(Supplied data)

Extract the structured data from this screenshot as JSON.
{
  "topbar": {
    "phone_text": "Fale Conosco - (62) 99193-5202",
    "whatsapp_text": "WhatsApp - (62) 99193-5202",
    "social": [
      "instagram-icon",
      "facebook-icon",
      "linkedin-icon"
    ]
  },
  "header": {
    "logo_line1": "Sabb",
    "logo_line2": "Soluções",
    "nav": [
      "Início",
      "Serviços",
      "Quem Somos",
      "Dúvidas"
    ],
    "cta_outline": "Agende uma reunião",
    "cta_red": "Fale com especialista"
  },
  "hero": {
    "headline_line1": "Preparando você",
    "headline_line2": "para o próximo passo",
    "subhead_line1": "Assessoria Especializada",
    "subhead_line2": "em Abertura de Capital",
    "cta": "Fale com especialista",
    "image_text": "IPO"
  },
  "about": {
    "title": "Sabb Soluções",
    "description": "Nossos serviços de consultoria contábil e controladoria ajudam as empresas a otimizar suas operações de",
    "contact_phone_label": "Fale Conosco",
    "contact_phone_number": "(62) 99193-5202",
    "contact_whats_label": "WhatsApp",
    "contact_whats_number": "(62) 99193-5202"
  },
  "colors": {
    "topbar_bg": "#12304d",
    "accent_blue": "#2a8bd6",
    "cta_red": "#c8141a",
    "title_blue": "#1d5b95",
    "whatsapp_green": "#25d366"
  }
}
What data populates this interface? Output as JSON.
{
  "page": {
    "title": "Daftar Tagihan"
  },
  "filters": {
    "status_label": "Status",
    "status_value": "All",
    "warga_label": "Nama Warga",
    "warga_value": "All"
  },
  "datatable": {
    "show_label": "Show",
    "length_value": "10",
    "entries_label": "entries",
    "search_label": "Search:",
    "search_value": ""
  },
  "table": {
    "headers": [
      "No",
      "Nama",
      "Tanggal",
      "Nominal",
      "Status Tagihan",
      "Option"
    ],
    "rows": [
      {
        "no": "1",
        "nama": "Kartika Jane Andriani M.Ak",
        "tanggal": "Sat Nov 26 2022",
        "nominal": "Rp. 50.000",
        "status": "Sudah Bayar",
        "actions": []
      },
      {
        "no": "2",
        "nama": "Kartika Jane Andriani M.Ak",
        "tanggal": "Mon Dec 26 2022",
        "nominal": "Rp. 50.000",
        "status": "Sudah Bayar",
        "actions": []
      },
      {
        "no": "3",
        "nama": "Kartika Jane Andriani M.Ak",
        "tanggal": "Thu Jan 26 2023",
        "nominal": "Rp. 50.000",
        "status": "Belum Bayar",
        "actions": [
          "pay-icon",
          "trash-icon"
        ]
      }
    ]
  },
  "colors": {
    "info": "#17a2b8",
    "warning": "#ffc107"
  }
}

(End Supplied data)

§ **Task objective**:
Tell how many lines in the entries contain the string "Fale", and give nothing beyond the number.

§ **Solution**:
4